Epistemology & Philosophy of Science

Volume 58, Issue 2, 2021

Igor S. Dmitriev
Pages 170-194

From “Nomos” to “Physis” and Back
(The Concept of “Law of Nature” in the Philosophy of F. Bacon)

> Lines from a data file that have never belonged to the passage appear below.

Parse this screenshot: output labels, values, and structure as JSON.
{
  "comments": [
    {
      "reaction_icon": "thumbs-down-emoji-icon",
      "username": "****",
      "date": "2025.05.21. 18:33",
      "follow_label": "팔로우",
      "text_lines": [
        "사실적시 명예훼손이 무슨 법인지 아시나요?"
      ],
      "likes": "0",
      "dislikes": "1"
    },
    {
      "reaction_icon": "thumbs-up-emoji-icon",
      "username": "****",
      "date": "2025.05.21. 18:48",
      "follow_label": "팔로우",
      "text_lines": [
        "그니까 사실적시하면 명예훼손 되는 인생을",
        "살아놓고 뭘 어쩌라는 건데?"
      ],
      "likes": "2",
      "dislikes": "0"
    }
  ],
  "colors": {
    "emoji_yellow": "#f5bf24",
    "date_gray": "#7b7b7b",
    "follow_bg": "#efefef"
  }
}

The article focuses on the following three issues: the characteristic features of understanding and using the term “law of nature” before F. Bacon, the novelty of F. Bacon’s approach to the interpretation of this concept, theological and legal origins of the concept. It is shown that in works related to the Middle Ages the term “law of nature” had either a purely descriptive (descriptive-stating) or mixed prescriptive-descriptive character. It is shown that in the works of medieval authors the term “law of nature” had either a purely descriptive or mixed prescriptive-descriptive character. The novelty of the approach to understanding the law of nature in the works of F. Bacon lies primarily in the fact that in his interpretation the contours of the understanding of the “law of nature” as an expression of the causal relationship between facts and phenomena are clearly visible. Moreover, Bacon points to the “Latentis Processus et Latentis Schematismi” of bodies as the deepest causes of natural phenomena, that is, he refers to the micro-level of organization of matter. The article also examines the theological (in the context of the notion “God acts in the world only through secondary causes” and the Protestant doctrine of “cessation of miracles”) and legal (in the context of norms and practices of “common law”) sources of the Baconian understanding of the concept of “law of nature”.